◆ **EXERCISE REQUIREMENTS**
Return the lines below that contain "Eesrorn".

BEGIN RECORDED INFORMATION

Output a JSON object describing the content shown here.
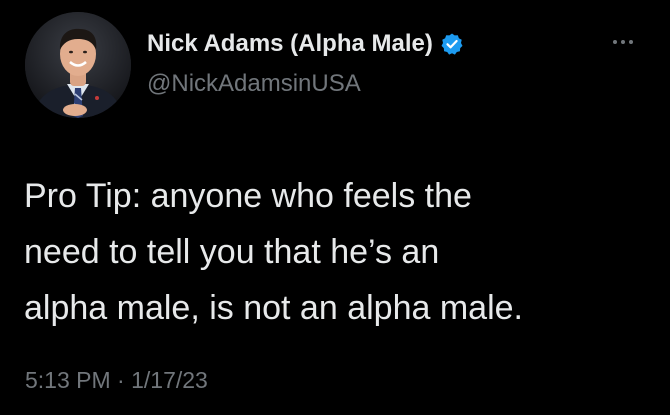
{
  "author": {
    "display_name": "Nick Adams (Alpha Male)",
    "handle": "@NickAdamsinUSA",
    "verified": true,
    "avatar_icon": "profile-photo",
    "verified_icon": "verified-badge-icon",
    "verified_color": "#1d9bf0"
  },
  "tweet": {
    "lines": [
      "Pro Tip: anyone who feels the",
      "need to tell you that he’s an",
      "alpha male, is not an alpha male."
    ],
    "time": "5:13 PM",
    "separator": "·",
    "date": "1/17/23"
  },
  "menu": {
    "icon": "more-options-icon"
  },
  "colors": {
    "background": "#000000",
    "primary_text": "#e7e9ea",
    "secondary_text": "#71767b"
  }
}
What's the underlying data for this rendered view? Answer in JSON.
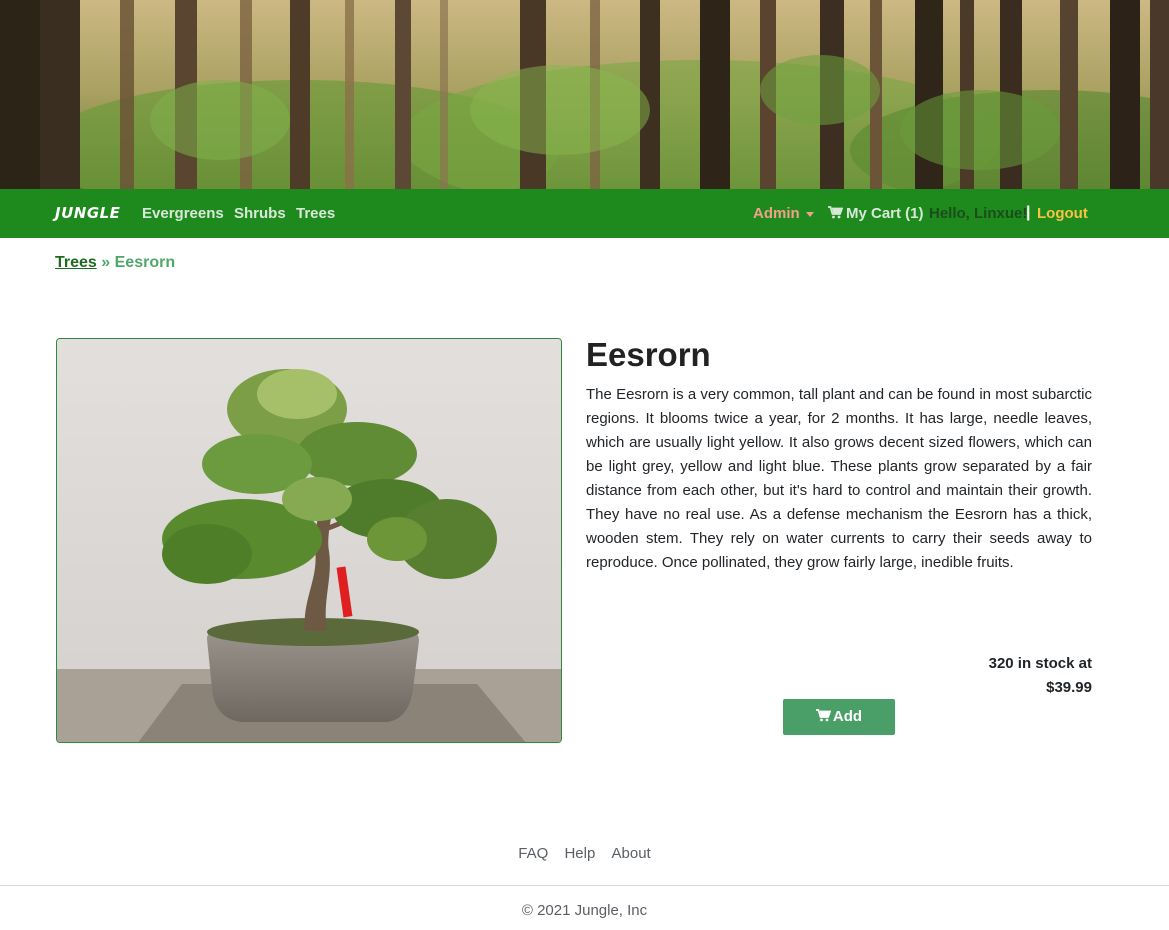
{
  "nav": {
    "brand": "JUNGLE",
    "links": [
      "Evergreens",
      "Shrubs",
      "Trees"
    ],
    "admin": "Admin",
    "cart_label": "My Cart (1)",
    "greeting": "Hello, Linxue!",
    "separator": "|",
    "logout": "Logout"
  },
  "breadcrumb": {
    "parent": "Trees",
    "separator": "»",
    "current": "Eesrorn"
  },
  "product": {
    "name": "Eesrorn",
    "description": "The Eesrorn is a very common, tall plant and can be found in most subarctic regions. It blooms twice a year, for 2 months. It has large, needle leaves, which are usually light yellow. It also grows decent sized flowers, which can be light grey, yellow and light blue. These plants grow separated by a fair distance from each other, but it's hard to control and maintain their growth. They have no real use. As a defense mechanism the Eesrorn has a thick, wooden stem. They rely on water currents to carry their seeds away to reproduce. Once pollinated, they grow fairly large, inedible fruits.",
    "stock_text": "320 in stock at",
    "price": "$39.99",
    "add_label": "Add"
  },
  "footer": {
    "links": [
      "FAQ",
      "Help",
      "About"
    ],
    "copyright": "© 2021 Jungle, Inc"
  },
  "colors": {
    "navbar": "#1e8a1e",
    "accent_green": "#4a9e68",
    "admin": "#f2a08a",
    "logout": "#f5c542"
  }
}
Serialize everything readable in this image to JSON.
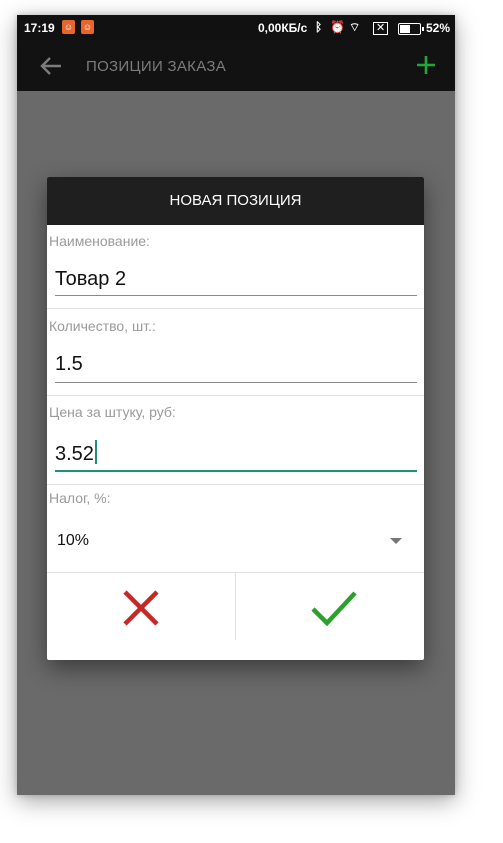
{
  "status_bar": {
    "time": "17:19",
    "network_speed": "0,00КБ/с",
    "battery_percent": "52%",
    "battery_level": 0.52
  },
  "app_bar": {
    "title": "ПОЗИЦИИ ЗАКАЗА",
    "back_icon": "arrow-left-icon",
    "add_icon": "plus-icon",
    "accent_color": "#22a83a"
  },
  "dialog": {
    "title": "НОВАЯ ПОЗИЦИЯ",
    "fields": [
      {
        "label": "Наименование:",
        "value": "Товар 2"
      },
      {
        "label": "Количество, шт.:",
        "value": "1.5"
      },
      {
        "label": "Цена за штуку, руб:",
        "value": "3.52"
      }
    ],
    "tax": {
      "label": "Налог, %:",
      "selected": "10%"
    },
    "cancel_color": "#c62828",
    "confirm_color": "#2aa22a"
  }
}
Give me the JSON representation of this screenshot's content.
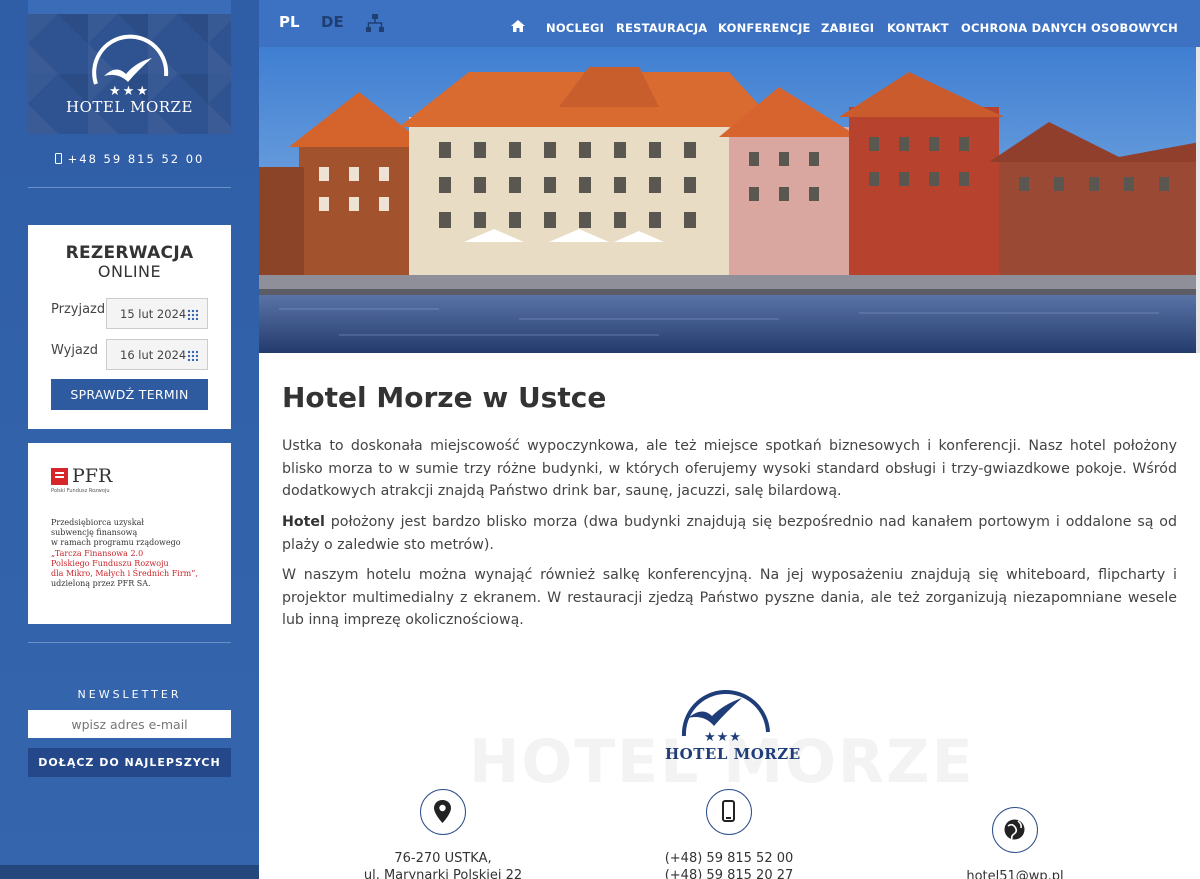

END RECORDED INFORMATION

◆ **EXERCISE RESPONSE**
    "current": "Eesrorn"
    "name": "Eesrorn",
    "description": "The Eesrorn is a very common, tall plant and can be found in most subarctic regions. It blooms twice a year, for 2 months. It has large, needle leaves, which are usually light yellow. It also grows decent sized flowers, which can be light grey, yellow and light blue. These plants grow separated by a fair distance from each other, but it's hard to control and maintain their growth. They have no real use. As a defense mechanism the Eesrorn has a thick, wooden stem. They rely on water currents to carry their seeds away to reproduce. Once pollinated, they grow fairly large, inedible fruits.",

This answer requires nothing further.